Comparison of gSlider with phase-constrained reconstruction in anatomical images: Yellow image (gSlider slab-encoded) represents a mixture of red (slice 1) and green (slice 2) images.

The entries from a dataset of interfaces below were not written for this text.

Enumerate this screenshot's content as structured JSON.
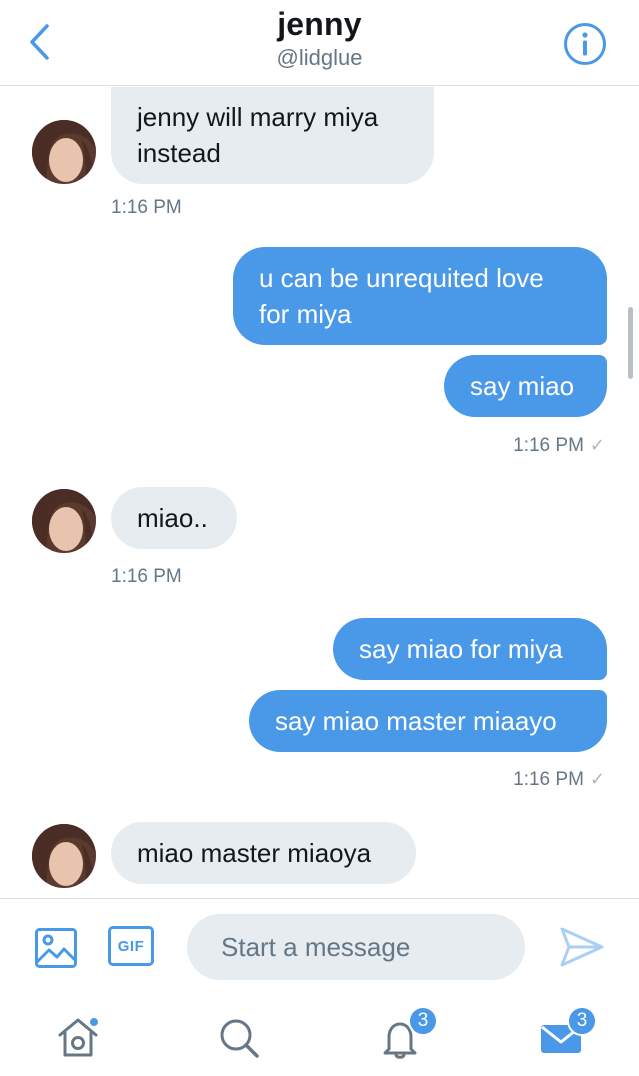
{
  "header": {
    "title": "jenny",
    "handle": "@lidglue"
  },
  "messages": [
    {
      "direction": "incoming",
      "lines": [
        "jenny will marry miya",
        "instead"
      ],
      "time": "1:16 PM"
    },
    {
      "direction": "outgoing",
      "lines": [
        "u can be unrequited love",
        "for miya"
      ]
    },
    {
      "direction": "outgoing",
      "lines": [
        "say miao"
      ],
      "time": "1:16 PM",
      "read_mark": "✓"
    },
    {
      "direction": "incoming",
      "lines": [
        "miao.."
      ],
      "time": "1:16 PM"
    },
    {
      "direction": "outgoing",
      "lines": [
        "say miao for miya"
      ]
    },
    {
      "direction": "outgoing",
      "lines": [
        "say miao master miaayo"
      ],
      "time": "1:16 PM",
      "read_mark": "✓"
    },
    {
      "direction": "incoming",
      "lines": [
        "miao master miaoya"
      ]
    }
  ],
  "composer": {
    "gif_label": "GIF",
    "placeholder": "Start a message"
  },
  "tabbar": {
    "home_icon": "home-icon",
    "search_icon": "search-icon",
    "notifications_badge": "3",
    "messages_badge": "3"
  },
  "colors": {
    "accent": "#4a99e9",
    "incoming_bubble": "#e6ecf0",
    "secondary_text": "#657786"
  }
}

The separated images from phase-constrained reconstruction achieve similar quality to those reconstructed from a standard SE-EPI acquisition.

Z-statistic maps. (A) A standard acquisition with MB-2 and TR = 2 s. (B) Retrospectively sub-sampled standard acquisition at and effective resolution of TR = 4 s (similar to an acquisition with 2× slice coverage). (C) Sliding-window reconstruction of data at MB-2 & gSlider-2, where gSlider-2 provides two-fold brain coverage at TR = 2 s (albeit with some temporal smoothing). (D) Phase-constrained reconstruction of the same data, where high temporal resolution is maintained.

High-resolution images from MB-2 only (top), and from MB-2 & gSlider-2 with phase-constrained reconstruction (bottom) where axial and sagittal views are shown on the left and right of panels, respectively. The acquisition of 1.8 mm isotropic whole-brain data with a TR of 2 s was made possible through combining MB-2 with gSlider-2.

Proc. Intl. Soc. Mag. Reson. Med. 26 (2018)